* **DATA PROVIDED**
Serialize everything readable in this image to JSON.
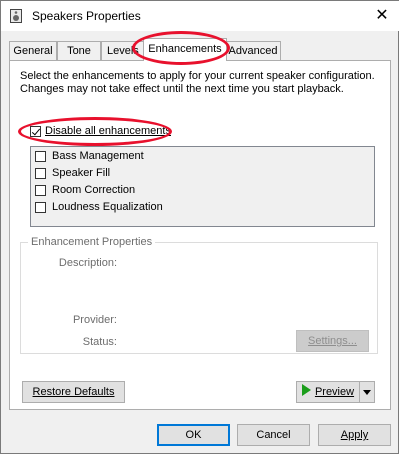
{
  "window": {
    "title": "Speakers Properties",
    "close_glyph": "✕"
  },
  "tabs": [
    {
      "label": "General"
    },
    {
      "label": "Tone"
    },
    {
      "label": "Levels"
    },
    {
      "label": "Enhancements"
    },
    {
      "label": "Advanced"
    }
  ],
  "enhancements": {
    "description": "Select the enhancements to apply for your current speaker configuration. Changes may not take effect until the next time you start playback.",
    "disable_all_label": "Disable all enhancements",
    "disable_all_checked": true,
    "items": [
      {
        "label": "Bass Management",
        "checked": false
      },
      {
        "label": "Speaker Fill",
        "checked": false
      },
      {
        "label": "Room Correction",
        "checked": false
      },
      {
        "label": "Loudness Equalization",
        "checked": false
      }
    ]
  },
  "properties": {
    "title": "Enhancement Properties",
    "description_label": "Description:",
    "provider_label": "Provider:",
    "status_label": "Status:",
    "settings_button": "Settings..."
  },
  "buttons": {
    "restore_defaults": "Restore Defaults",
    "preview": "Preview",
    "ok": "OK",
    "cancel": "Cancel",
    "apply": "Apply"
  },
  "colors": {
    "highlight": "#e8112d",
    "accent": "#0078d7",
    "play": "#1a9d1a"
  }
}
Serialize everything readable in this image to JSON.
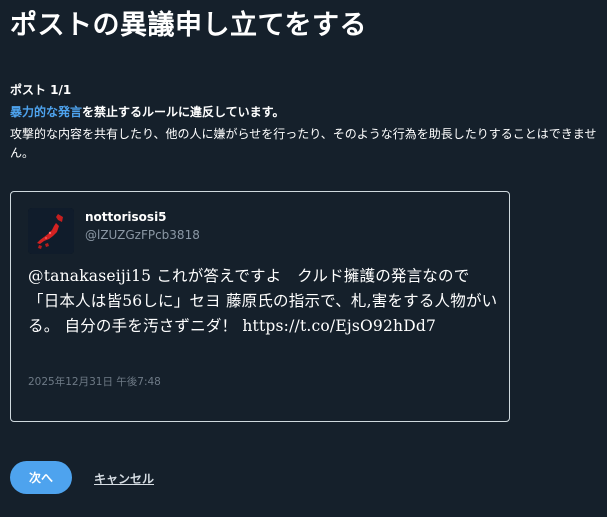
{
  "page": {
    "title": "ポストの異議申し立てをする"
  },
  "report": {
    "counter": "ポスト 1/1",
    "rule_link": "暴力的な発言",
    "violation_suffix": "を禁止するルールに違反しています。",
    "description": "攻撃的な内容を共有したり、他の人に嫌がらせを行ったり、そのような行為を助長したりすることはできません。"
  },
  "post": {
    "display_name": "nottorisosi5",
    "handle": "@lZUZGzFPcb3818",
    "avatar_icon": "japan-map-avatar-icon",
    "text": "@tanakaseiji15 これが答えですよ　クルド擁護の発言なので「日本人は皆56しに」セヨ 藤原氏の指示で、札,害をする人物がいる。 自分の手を汚さずニダ！ https://t.co/EjsO92hDd7",
    "date": "2025年12月31日 午後7:48"
  },
  "actions": {
    "next_label": "次へ",
    "cancel_label": "キャンセル"
  },
  "colors": {
    "background": "#15202b",
    "accent": "#4ea3ee",
    "border": "#cfd9de",
    "muted_text": "#8b98a5"
  }
}
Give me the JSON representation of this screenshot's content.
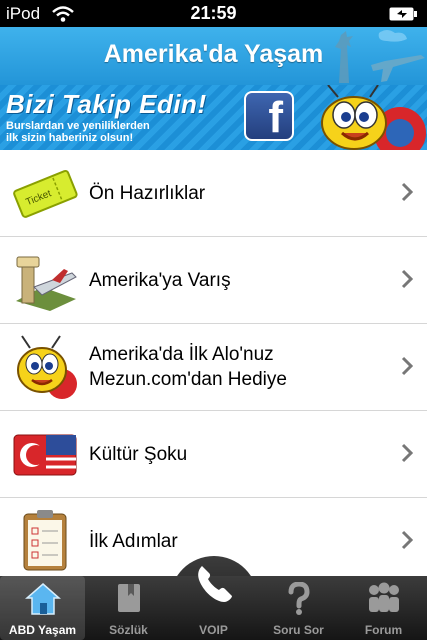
{
  "status": {
    "carrier": "iPod",
    "time": "21:59"
  },
  "nav": {
    "title": "Amerika'da Yaşam"
  },
  "banner": {
    "headline": "Bizi Takip Edin!",
    "sub_line1": "Burslardan ve yeniliklerden",
    "sub_line2": "ilk sizin haberiniz olsun!",
    "fb_letter": "f",
    "ticket_text": "Ticket"
  },
  "list": [
    {
      "label": "Ön Hazırlıklar",
      "icon": "ticket-icon"
    },
    {
      "label": "Amerika'ya Varış",
      "icon": "airport-icon"
    },
    {
      "label": "Amerika'da İlk Alo'nuz Mezun.com'dan Hediye",
      "icon": "bee-mascot-icon"
    },
    {
      "label": "Kültür Şoku",
      "icon": "flag-icon"
    },
    {
      "label": "İlk Adımlar",
      "icon": "clipboard-icon"
    }
  ],
  "tabs": [
    {
      "label": "ABD Yaşam",
      "icon": "home-icon",
      "active": true
    },
    {
      "label": "Sözlük",
      "icon": "dictionary-icon"
    },
    {
      "label": "VOIP",
      "icon": "phone-icon"
    },
    {
      "label": "Soru Sor",
      "icon": "question-icon"
    },
    {
      "label": "Forum",
      "icon": "forum-icon"
    }
  ],
  "colors": {
    "nav_blue": "#2aa3e4",
    "banner_blue": "#1c8fd6",
    "tabbar": "#1e1e1e"
  }
}
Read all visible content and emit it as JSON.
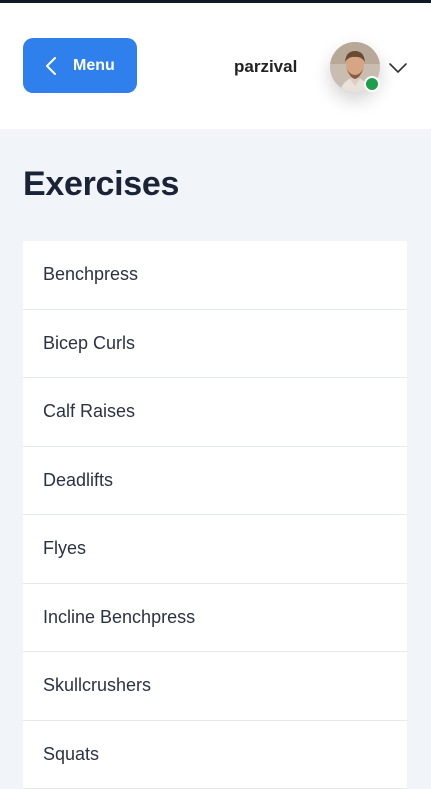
{
  "header": {
    "menu_label": "Menu",
    "username": "parzival",
    "status_color": "#1e9e4a",
    "accent_color": "#2f80ed"
  },
  "main": {
    "title": "Exercises",
    "exercises": [
      "Benchpress",
      "Bicep Curls",
      "Calf Raises",
      "Deadlifts",
      "Flyes",
      "Incline Benchpress",
      "Skullcrushers",
      "Squats"
    ]
  },
  "icons": {
    "menu_button": "chevron-left-icon",
    "user_dropdown": "chevron-down-icon"
  }
}
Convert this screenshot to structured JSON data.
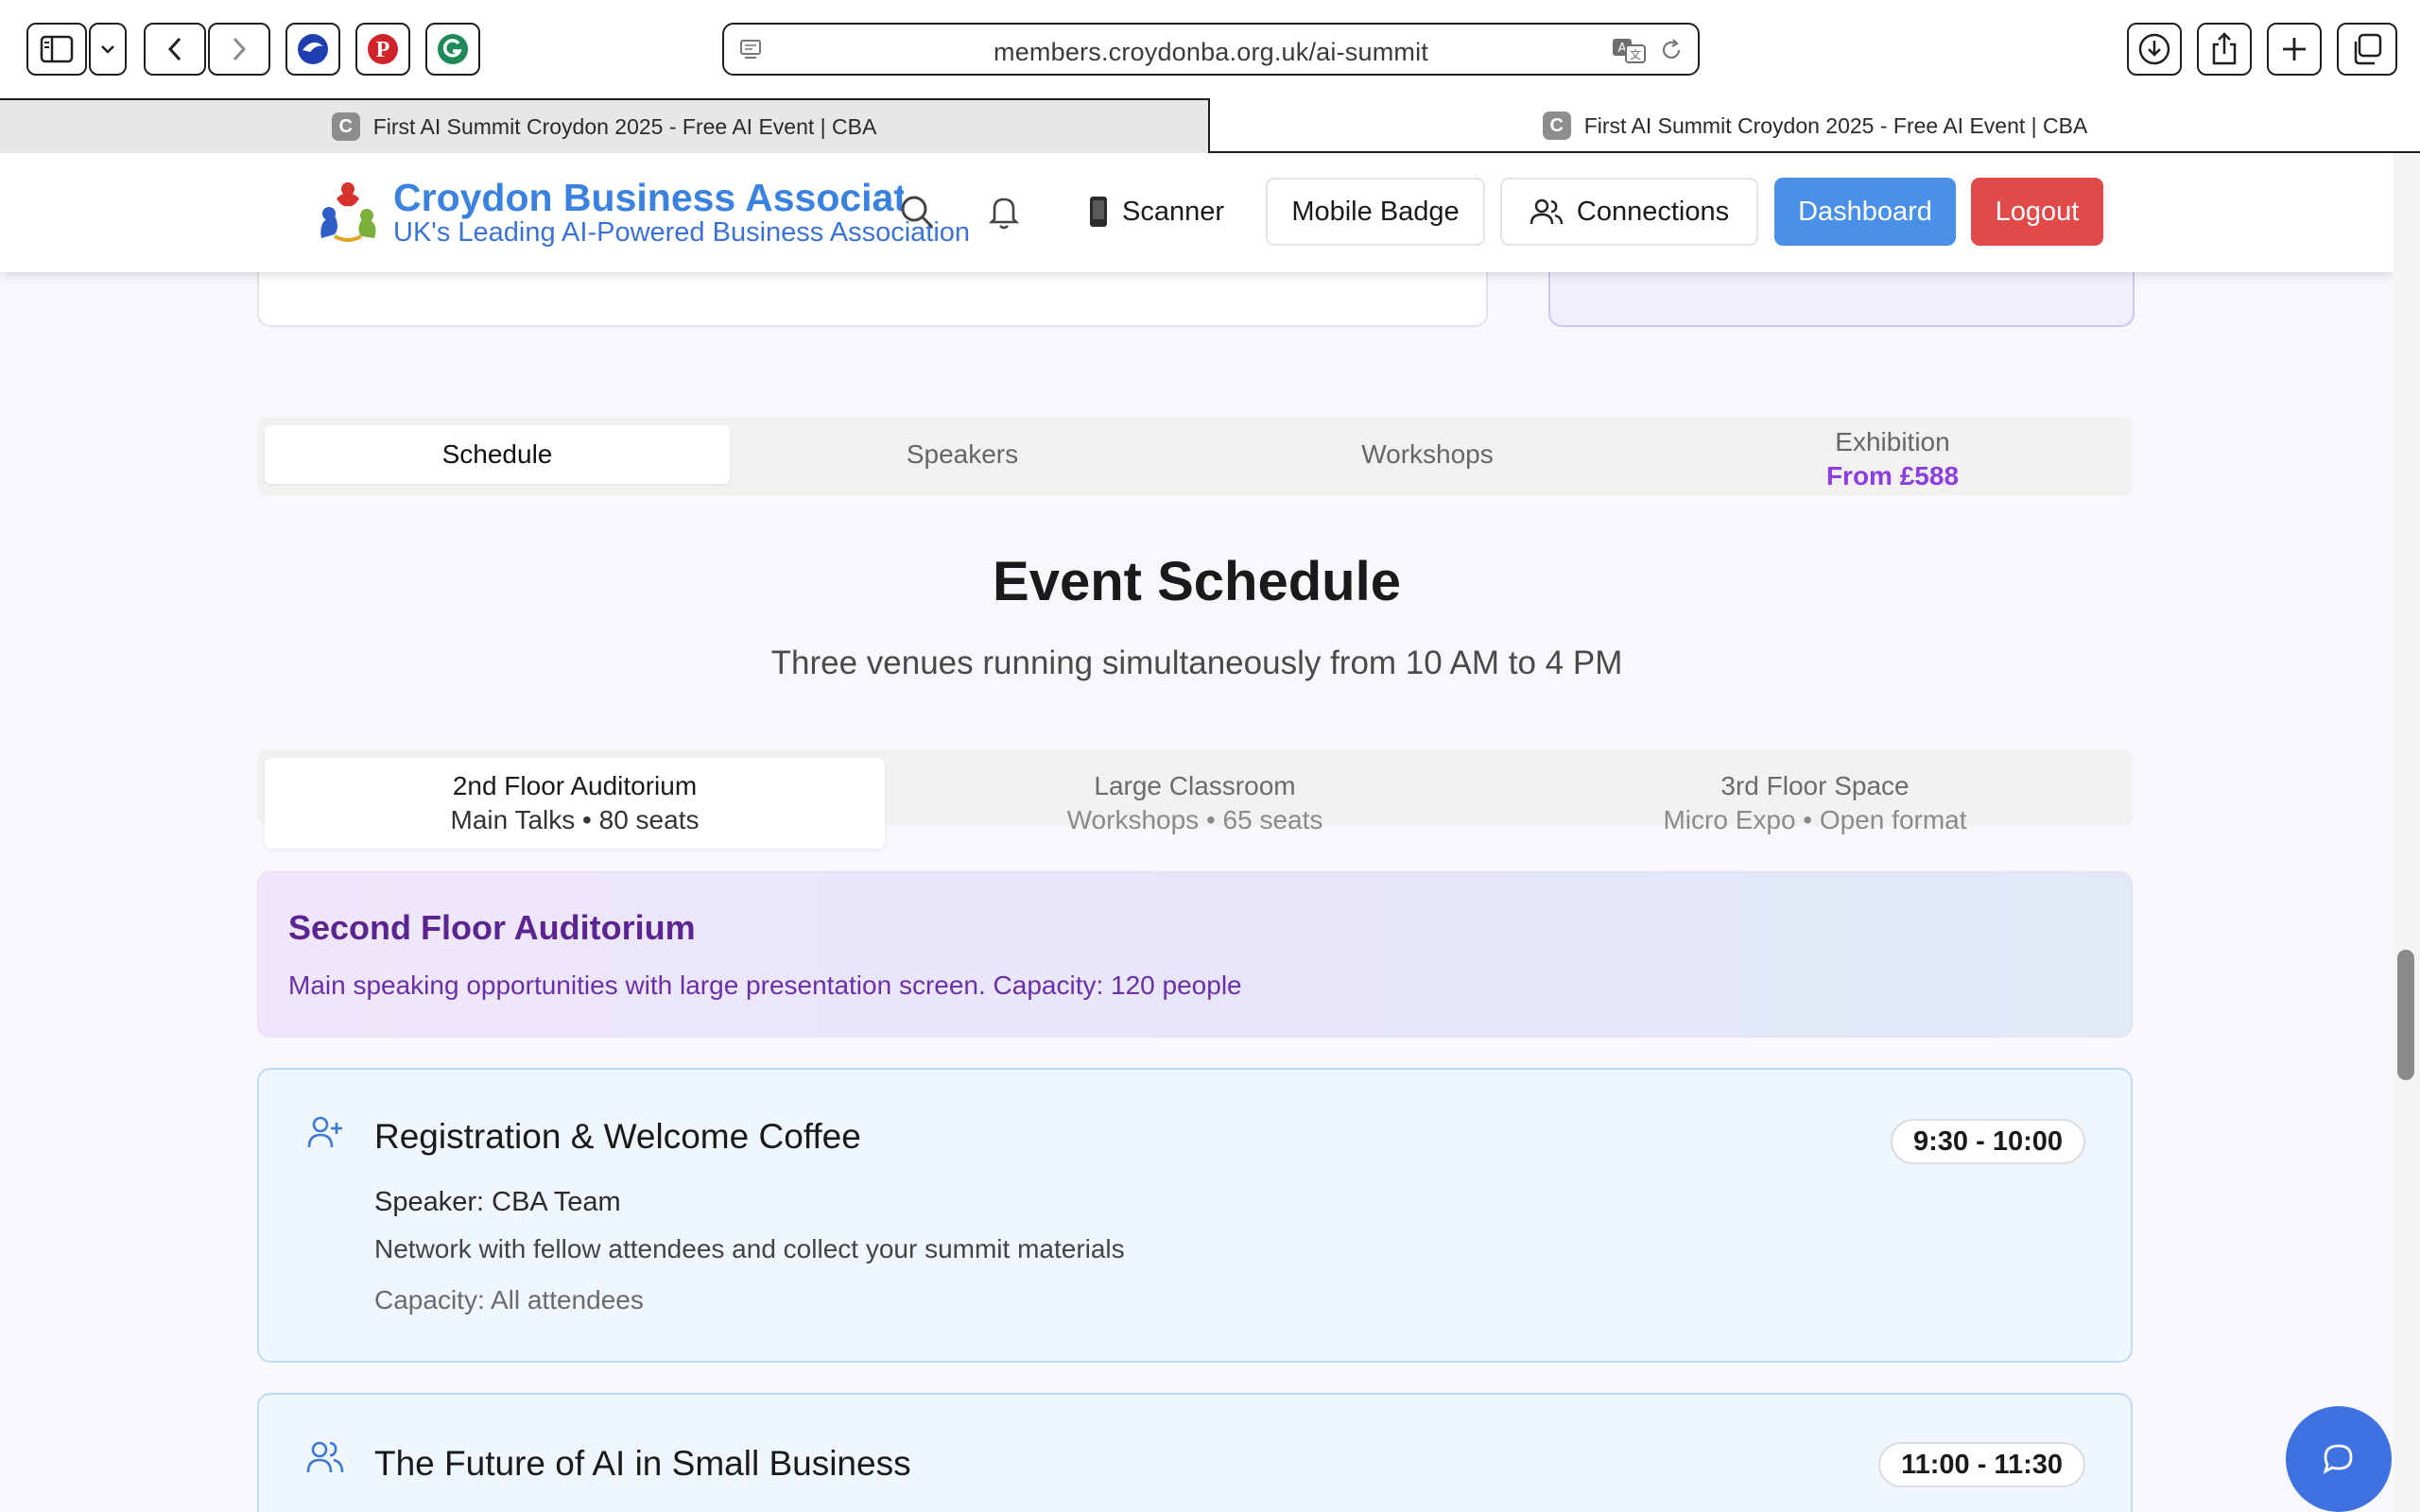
{
  "browser": {
    "url": "members.croydonba.org.uk/ai-summit",
    "tabs": [
      {
        "title": "First AI Summit Croydon 2025 - Free AI Event | CBA",
        "favicon": "C",
        "active": false
      },
      {
        "title": "First AI Summit Croydon 2025 - Free AI Event | CBA",
        "favicon": "C",
        "active": true
      }
    ]
  },
  "header": {
    "brand_name": "Croydon Business Association",
    "brand_tagline": "UK's Leading AI-Powered Business Association",
    "nav": {
      "scanner": "Scanner",
      "mobile_badge": "Mobile Badge",
      "connections": "Connections",
      "dashboard": "Dashboard",
      "logout": "Logout"
    }
  },
  "main_tabs": [
    {
      "label": "Schedule",
      "active": true
    },
    {
      "label": "Speakers",
      "active": false
    },
    {
      "label": "Workshops",
      "active": false
    },
    {
      "label": "Exhibition",
      "sub": "From £588",
      "active": false
    }
  ],
  "schedule": {
    "title": "Event Schedule",
    "subtitle": "Three venues running simultaneously from 10 AM to 4 PM"
  },
  "venue_tabs": [
    {
      "name": "2nd Floor Auditorium",
      "detail": "Main Talks • 80 seats",
      "active": true
    },
    {
      "name": "Large Classroom",
      "detail": "Workshops • 65 seats",
      "active": false
    },
    {
      "name": "3rd Floor Space",
      "detail": "Micro Expo • Open format",
      "active": false
    }
  ],
  "venue_banner": {
    "title": "Second Floor Auditorium",
    "description": "Main speaking opportunities with large presentation screen. Capacity: 120 people"
  },
  "sessions": [
    {
      "icon": "user-plus-icon",
      "title": "Registration & Welcome Coffee",
      "time": "9:30 - 10:00",
      "speaker": "Speaker: CBA Team",
      "description": "Network with fellow attendees and collect your summit materials",
      "capacity": "Capacity: All attendees"
    },
    {
      "icon": "users-icon",
      "title": "The Future of AI in Small Business",
      "time": "11:00 - 11:30"
    }
  ],
  "colors": {
    "accent_blue": "#4a90e8",
    "logout_red": "#e04a48",
    "exhibition_purple": "#8b3fe0",
    "banner_purple": "#5a2590"
  }
}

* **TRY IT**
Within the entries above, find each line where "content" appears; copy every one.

* **PROBLEM SOLUTION**
Give me the JSON representation of this screenshot's content.
Read all visible content and emit it as JSON.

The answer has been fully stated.